Cytotoxic T Lymphocytes

Killer T Cells

What are CTLs, or killer T-cells?

Cytotoxic T lymphocytes (CTLs) are a subset of αβT-cells that usually express the CD8 co-receptor and have the ability to directly kill infected cells.

What is the role of CTLs in the immune system?

As a major part of the adaptive immune system, T-cells scan the intracellular environment in order to target and destroy infected cells. Small peptide fragments, representing the entire cellular content, are transported to the cell surface as pMHC, allowing T-cell surface expressed antigen specific αβTCRs to scan for foreign signals.

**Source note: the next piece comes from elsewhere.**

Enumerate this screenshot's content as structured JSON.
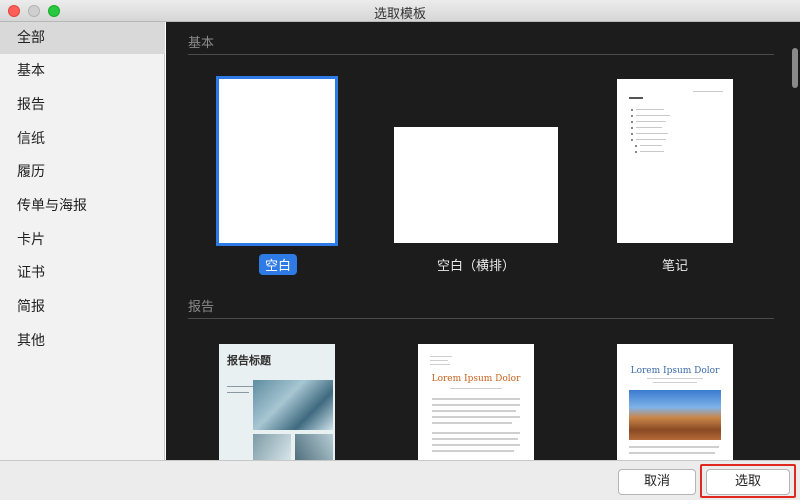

T-cells interact with a large number of different cell types and recognise a diverse array of pathogens. This diversity has lead to distinct antigen recognition pathways which generate the appropriate T-cell response. These antigen recognition pathways can be subdivided according to the class of MHC presenting the antigenic peptide. MHCI present 8-13 mer antigenic peptides derived from intracellular pathogens such as viruses and tumours to CTLs . CTL recognition can lead to the release of cytotoxic granules, the release of lymphokines and the activation of apoptotic pathways via the FAS/FASL interaction to destroy the infected cell. Thus, CTL are our main defence against viruses and tumours.

Killer T Cells

Why is it important to study CTLs?

CTL responses to disease are initiated through the interaction between the TCR, on the surface of a T-cell, and protein fragments derived from ‘foreign’ invaders that are presented by pMHCI on the surface of infected cells. Once a CTL has identified a cell expressing a ‘foreign’ pMHCI, the infected cell is eliminated. Understanding these mechanisms that underlie CTL antigen recognition and activation are vital for understanding and treating disease.